A fascination for frogs has turned into both a career and an environmental crusade for University of the Sunshine Coast science graduate Jono Hooper.
Frogs are the focus of Jono’s work as an environmental scientist with local consultancy Future-Plus Environmental, and he is also “speaking up for frogs” as the President of the Queensland Frog Society.
The 2010 Burnside State High School captain said his interest in frogs grew into fascination while studying frog ecology as part of his USC Science and Honours degrees, completed in three instead of four years.
Not just content to conduct research on frogs – in particular the threat of urban development on the local Wallum Frog – Jono also took up their cause.
While still at university he became editor of the Frog Society’s Frogsheet newsletter, and developed his own website FroggingAround.com. Since graduating two years ago, he has been president of the Frog Society.
“As president I’m able to become more involved with the society, frogs and networking with other people who also appreciate frogs as much as I do,” Jono said.
“Attending events, setting up displays and running workshops are some ways we can speak up for frogs as we educate the community about frogs and what people can do to help.”
He said the annual World Environment Day served to remind people to appreciate the important role that frogs played in our world.
“Frogs are amazing animals and utilise a variety of habitats one wouldn’t expect,” he said. “Their presence can also indicate the health of the environment, as their permeable skin is often susceptible to pollutants.”

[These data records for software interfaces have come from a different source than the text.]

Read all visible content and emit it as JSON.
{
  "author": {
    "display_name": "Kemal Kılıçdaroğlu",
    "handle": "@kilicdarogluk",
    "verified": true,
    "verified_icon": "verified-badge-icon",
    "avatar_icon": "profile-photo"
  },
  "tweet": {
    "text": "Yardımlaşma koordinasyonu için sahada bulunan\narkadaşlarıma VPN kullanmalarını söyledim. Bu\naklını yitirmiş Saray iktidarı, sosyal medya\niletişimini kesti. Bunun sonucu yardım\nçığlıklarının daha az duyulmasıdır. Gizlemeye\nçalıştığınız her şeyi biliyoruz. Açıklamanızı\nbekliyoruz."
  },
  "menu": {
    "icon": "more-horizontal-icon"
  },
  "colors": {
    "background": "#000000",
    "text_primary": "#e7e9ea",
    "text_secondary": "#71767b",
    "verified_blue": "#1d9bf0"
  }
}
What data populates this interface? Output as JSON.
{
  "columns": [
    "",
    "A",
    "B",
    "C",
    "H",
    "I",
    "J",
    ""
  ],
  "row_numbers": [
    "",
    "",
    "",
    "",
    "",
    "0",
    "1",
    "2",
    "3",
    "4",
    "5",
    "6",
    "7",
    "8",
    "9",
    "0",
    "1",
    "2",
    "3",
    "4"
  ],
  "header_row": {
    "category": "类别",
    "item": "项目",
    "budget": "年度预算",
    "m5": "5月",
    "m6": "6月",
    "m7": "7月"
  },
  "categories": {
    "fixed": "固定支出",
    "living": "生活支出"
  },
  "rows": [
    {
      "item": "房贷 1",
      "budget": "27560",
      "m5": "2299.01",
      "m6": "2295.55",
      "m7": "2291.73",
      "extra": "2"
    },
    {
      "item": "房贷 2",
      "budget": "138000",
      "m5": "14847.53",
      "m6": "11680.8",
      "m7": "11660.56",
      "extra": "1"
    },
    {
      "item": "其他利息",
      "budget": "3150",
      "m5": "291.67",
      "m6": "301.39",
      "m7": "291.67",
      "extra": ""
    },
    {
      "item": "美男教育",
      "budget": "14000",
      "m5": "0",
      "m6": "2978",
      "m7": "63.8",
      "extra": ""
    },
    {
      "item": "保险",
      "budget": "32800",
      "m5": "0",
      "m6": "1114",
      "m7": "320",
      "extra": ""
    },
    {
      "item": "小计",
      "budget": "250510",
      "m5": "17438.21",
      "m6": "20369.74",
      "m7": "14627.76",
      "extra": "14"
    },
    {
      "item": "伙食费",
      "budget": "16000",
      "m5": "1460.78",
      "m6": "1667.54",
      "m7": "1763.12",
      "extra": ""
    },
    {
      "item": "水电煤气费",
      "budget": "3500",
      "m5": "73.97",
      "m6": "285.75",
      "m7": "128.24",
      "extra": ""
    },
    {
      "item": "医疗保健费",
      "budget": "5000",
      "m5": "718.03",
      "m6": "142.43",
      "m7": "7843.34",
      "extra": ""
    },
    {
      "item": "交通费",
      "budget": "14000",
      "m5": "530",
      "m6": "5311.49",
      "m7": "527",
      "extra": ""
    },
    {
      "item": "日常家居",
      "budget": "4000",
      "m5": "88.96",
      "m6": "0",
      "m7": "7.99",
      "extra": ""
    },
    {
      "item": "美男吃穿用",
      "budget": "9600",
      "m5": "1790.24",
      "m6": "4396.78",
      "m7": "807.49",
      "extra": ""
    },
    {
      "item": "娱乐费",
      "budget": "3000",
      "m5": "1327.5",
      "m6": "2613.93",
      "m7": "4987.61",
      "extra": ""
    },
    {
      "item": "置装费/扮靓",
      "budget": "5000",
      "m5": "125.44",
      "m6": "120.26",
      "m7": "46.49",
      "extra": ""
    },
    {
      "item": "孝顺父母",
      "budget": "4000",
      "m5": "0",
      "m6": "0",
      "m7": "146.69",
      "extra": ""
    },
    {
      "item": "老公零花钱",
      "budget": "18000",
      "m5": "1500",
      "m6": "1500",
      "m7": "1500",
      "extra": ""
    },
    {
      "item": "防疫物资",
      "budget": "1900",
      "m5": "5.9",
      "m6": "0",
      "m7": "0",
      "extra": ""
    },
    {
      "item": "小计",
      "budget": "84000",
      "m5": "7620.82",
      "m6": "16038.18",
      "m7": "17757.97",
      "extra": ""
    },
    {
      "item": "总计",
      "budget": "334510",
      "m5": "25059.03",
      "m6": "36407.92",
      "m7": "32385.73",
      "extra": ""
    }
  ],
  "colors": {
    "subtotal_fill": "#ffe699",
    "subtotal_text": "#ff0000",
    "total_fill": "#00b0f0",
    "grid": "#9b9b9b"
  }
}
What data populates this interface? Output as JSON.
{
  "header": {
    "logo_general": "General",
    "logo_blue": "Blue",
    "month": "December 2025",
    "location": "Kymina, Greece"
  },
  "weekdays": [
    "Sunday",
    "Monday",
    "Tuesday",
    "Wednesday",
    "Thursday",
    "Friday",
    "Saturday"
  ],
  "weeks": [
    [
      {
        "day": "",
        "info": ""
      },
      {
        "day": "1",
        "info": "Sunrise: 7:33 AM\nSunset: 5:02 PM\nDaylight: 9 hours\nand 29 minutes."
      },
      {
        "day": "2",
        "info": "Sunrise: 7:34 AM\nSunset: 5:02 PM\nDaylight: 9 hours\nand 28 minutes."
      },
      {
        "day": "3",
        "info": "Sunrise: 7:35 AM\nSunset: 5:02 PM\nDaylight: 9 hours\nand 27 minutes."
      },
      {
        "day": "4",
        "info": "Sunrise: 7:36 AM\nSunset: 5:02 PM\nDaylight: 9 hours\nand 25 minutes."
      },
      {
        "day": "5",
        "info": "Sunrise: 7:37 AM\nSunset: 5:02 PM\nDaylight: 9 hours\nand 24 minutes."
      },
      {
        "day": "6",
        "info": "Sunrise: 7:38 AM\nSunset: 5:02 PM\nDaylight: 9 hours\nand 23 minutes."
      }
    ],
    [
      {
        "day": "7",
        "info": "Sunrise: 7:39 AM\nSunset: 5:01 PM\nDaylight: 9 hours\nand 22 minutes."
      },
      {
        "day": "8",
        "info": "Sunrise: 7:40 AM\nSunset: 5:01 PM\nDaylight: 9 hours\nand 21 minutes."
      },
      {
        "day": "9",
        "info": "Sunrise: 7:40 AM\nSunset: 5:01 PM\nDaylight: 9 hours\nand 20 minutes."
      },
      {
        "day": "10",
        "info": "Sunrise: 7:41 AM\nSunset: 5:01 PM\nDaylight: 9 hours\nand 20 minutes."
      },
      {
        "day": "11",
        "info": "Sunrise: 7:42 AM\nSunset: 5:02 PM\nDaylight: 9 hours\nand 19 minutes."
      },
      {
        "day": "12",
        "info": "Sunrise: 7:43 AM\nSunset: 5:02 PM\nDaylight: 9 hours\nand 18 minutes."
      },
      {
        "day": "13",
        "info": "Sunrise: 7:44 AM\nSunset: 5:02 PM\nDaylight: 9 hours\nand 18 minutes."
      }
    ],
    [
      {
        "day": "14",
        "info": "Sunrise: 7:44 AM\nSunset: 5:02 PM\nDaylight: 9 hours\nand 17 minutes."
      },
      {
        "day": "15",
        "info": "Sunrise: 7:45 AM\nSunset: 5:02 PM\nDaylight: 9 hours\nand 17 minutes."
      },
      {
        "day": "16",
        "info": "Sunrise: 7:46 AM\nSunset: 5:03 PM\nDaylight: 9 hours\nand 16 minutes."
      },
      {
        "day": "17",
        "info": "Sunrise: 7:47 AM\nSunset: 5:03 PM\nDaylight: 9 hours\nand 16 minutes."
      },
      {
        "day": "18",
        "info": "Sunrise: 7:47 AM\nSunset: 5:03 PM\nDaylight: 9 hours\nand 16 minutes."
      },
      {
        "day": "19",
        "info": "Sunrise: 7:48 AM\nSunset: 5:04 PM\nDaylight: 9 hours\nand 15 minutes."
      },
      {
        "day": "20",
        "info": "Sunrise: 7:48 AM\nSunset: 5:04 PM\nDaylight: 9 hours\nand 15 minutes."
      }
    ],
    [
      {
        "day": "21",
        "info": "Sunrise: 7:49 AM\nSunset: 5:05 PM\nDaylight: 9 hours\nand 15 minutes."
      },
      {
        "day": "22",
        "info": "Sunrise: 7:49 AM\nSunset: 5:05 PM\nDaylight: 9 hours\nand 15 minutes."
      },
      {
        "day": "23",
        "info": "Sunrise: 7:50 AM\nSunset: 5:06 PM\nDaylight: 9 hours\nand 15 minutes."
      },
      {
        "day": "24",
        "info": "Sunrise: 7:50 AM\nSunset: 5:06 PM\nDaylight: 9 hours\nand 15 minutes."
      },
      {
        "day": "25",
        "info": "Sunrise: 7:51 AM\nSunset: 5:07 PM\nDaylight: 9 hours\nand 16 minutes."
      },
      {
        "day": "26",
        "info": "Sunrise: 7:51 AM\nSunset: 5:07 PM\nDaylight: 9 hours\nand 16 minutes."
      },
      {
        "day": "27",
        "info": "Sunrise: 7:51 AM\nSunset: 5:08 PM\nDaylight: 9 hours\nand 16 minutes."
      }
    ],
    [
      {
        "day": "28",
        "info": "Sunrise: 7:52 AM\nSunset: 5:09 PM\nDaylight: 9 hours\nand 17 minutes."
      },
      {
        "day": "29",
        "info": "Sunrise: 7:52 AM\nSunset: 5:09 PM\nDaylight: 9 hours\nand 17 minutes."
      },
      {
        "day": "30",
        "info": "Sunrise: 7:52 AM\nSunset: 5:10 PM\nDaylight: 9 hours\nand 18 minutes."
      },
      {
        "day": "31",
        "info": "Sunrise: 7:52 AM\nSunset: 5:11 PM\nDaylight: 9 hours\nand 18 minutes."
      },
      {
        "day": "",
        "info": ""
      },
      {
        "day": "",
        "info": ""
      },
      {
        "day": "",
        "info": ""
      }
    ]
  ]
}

Jono said his work at Future-Plus Environmental allowed him to utilise his passion and knowledge of frogs by taking lead roles in frog monitoring, surveys and relocation of frogs and tadpoles from creek systems.
“I also provide advice and feedback to clients regarding the best approach on how to manage threatened frog species, such as the Wallum Frog and other endangered frogs.”
Jono said working to protect frogs impacted by infrastructure projects was one of the most interesting aspects of his role.
“We often find the same frogs back at the same locations we have safely relocated them from a couple of nights before,” he said. “This gives us valuable understanding into frog movements.”
— Clare McKay